= Work required =
Could you find every line in the records below that contains the word "JSON" and copy it?

= Data about app and page elements =
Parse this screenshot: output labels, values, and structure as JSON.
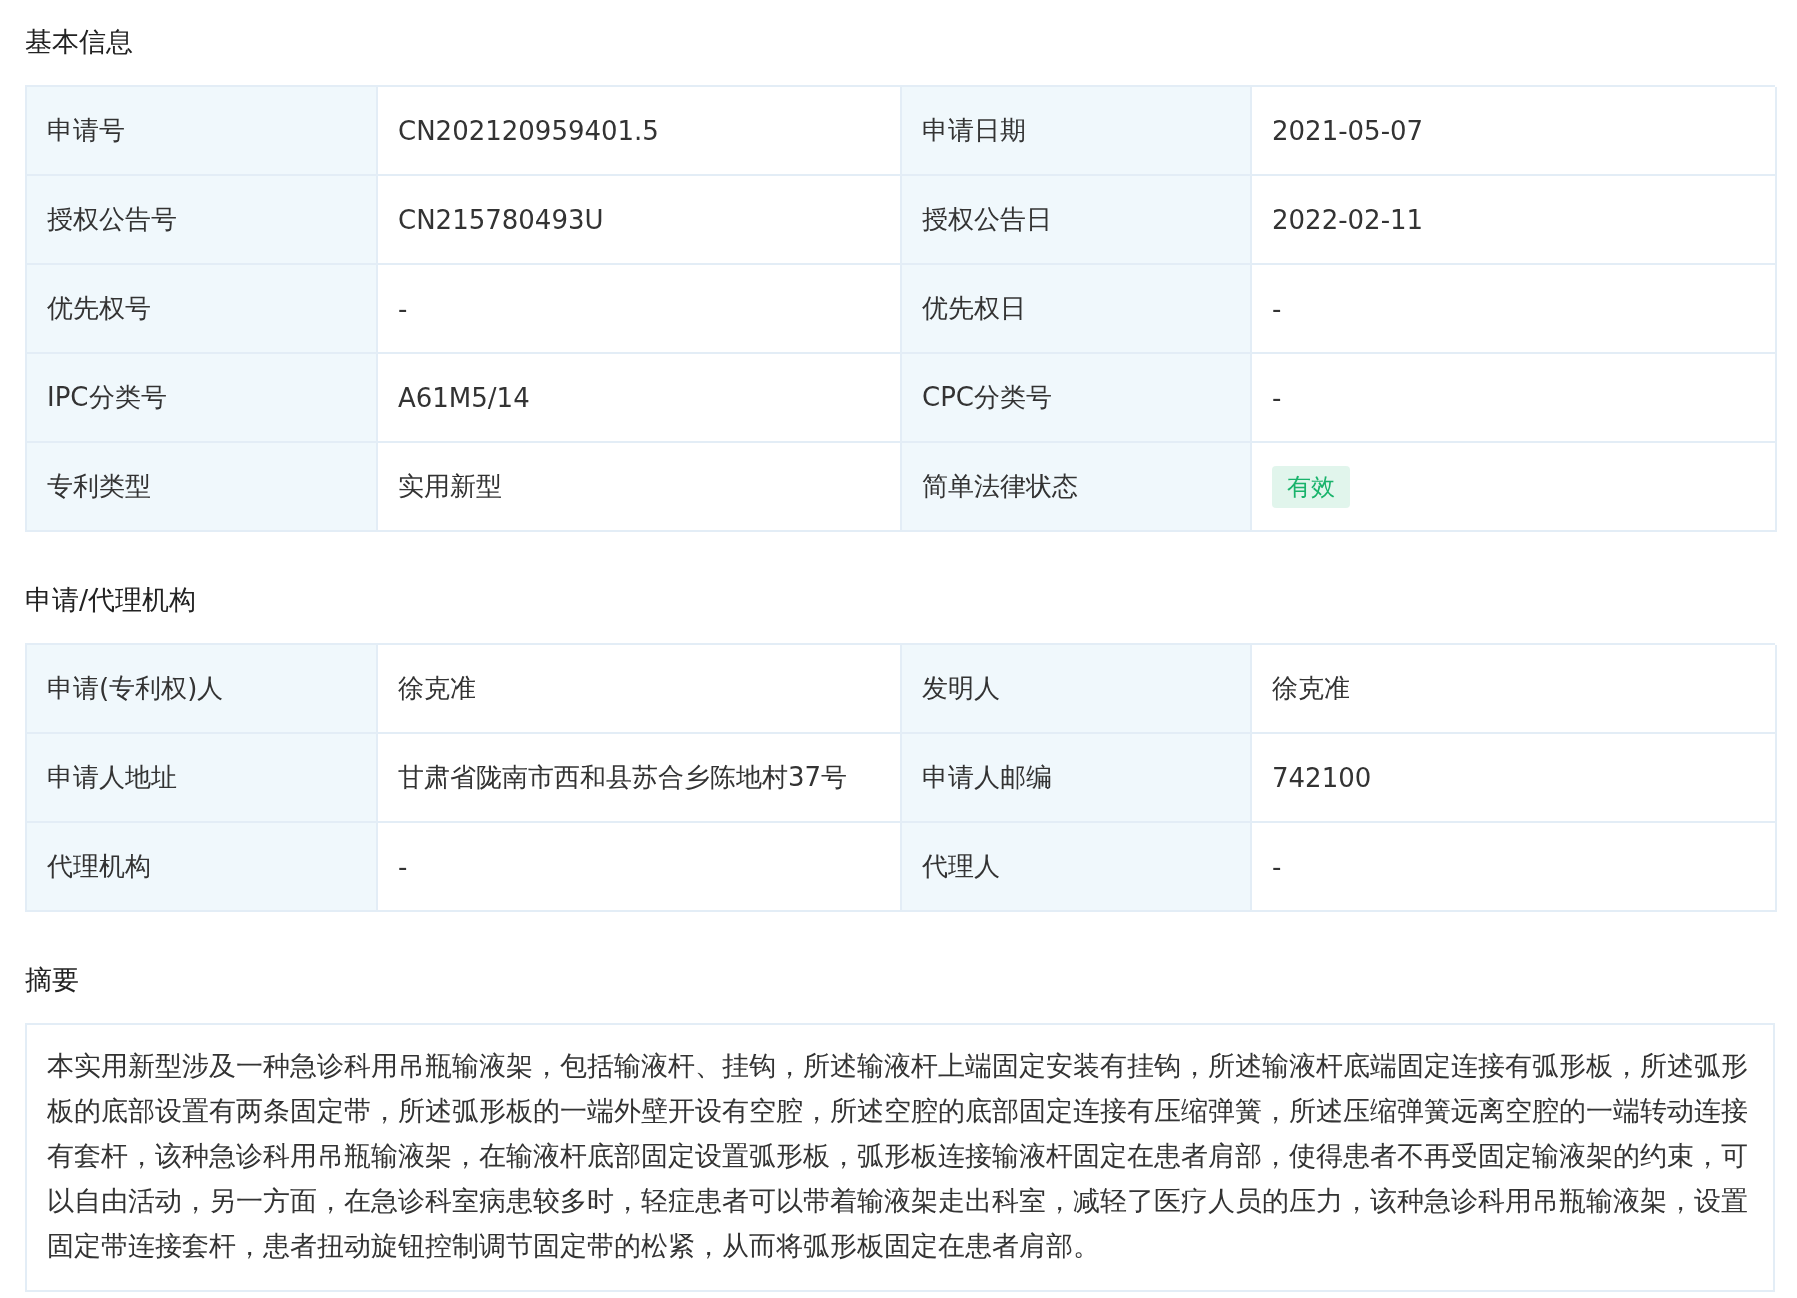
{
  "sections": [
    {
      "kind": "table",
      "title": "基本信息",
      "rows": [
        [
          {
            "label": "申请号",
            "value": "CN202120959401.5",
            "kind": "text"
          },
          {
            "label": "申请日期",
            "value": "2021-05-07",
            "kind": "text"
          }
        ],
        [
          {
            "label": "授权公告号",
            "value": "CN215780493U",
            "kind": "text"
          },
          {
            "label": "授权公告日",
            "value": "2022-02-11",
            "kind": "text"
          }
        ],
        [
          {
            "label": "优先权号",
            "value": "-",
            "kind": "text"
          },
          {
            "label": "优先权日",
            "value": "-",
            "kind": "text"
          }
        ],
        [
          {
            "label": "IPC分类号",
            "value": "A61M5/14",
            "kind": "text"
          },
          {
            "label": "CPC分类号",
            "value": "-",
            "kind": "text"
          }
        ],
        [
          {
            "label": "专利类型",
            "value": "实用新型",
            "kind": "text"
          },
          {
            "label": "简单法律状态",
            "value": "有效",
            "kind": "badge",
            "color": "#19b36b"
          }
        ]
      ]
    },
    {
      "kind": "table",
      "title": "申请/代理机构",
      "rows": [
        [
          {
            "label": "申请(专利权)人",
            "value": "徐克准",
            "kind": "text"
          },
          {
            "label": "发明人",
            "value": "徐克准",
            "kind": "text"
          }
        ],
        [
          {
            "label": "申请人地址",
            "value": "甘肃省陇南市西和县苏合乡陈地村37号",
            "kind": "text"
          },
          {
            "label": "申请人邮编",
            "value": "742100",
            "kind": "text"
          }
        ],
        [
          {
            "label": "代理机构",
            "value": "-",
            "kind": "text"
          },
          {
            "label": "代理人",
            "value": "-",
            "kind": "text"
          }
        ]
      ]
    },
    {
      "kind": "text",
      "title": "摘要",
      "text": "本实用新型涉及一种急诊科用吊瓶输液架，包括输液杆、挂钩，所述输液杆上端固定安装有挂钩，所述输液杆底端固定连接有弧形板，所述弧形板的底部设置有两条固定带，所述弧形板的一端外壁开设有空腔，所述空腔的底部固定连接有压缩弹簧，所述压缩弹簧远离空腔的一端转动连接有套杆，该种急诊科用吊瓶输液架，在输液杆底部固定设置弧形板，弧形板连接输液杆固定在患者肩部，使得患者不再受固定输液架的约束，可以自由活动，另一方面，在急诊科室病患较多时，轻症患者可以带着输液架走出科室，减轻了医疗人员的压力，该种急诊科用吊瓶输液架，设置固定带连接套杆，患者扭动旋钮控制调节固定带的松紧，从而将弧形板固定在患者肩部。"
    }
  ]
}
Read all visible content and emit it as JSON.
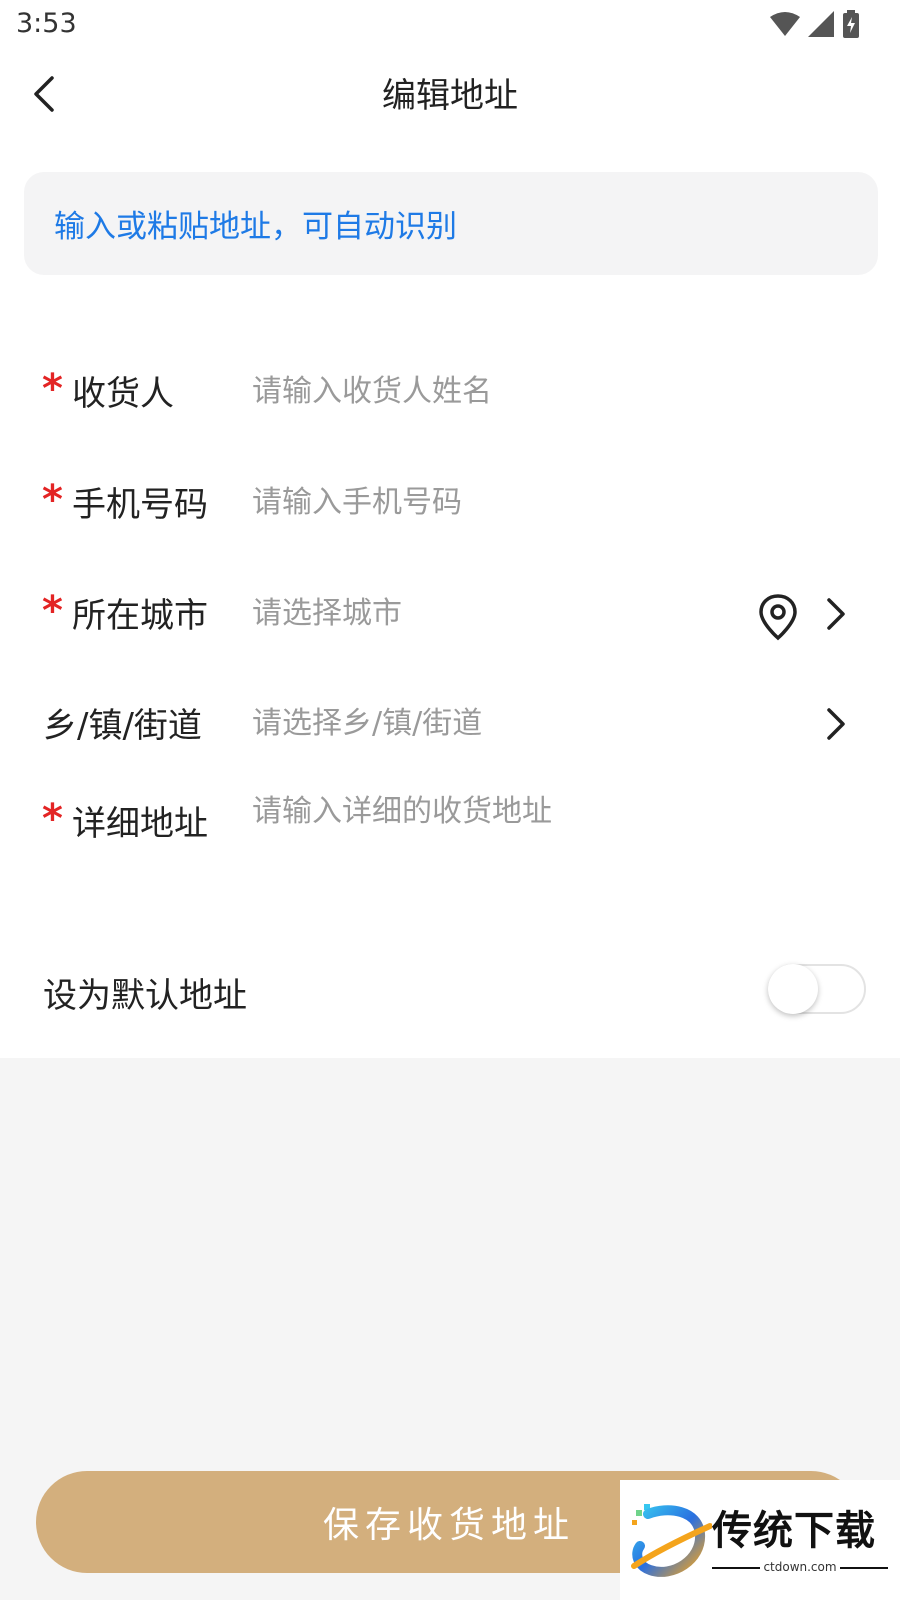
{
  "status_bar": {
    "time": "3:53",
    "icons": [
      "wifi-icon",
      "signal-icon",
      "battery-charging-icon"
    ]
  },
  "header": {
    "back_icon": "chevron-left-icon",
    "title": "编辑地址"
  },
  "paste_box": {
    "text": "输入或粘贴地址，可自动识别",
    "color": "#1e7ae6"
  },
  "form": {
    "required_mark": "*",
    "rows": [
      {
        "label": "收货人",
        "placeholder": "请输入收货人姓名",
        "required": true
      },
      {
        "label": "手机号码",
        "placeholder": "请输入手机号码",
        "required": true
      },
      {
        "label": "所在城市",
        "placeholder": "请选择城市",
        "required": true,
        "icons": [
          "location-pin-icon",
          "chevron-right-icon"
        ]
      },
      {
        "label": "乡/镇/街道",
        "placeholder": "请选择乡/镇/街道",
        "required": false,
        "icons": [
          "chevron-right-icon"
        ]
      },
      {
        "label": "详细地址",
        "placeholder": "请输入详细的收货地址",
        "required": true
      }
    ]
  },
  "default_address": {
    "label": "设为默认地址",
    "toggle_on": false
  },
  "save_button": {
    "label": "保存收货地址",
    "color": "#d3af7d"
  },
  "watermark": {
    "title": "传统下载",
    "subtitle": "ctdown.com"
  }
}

= Task response =
Parse this screenshot: output labels, values, and structure as JSON.
Read all visible content and emit it as JSON.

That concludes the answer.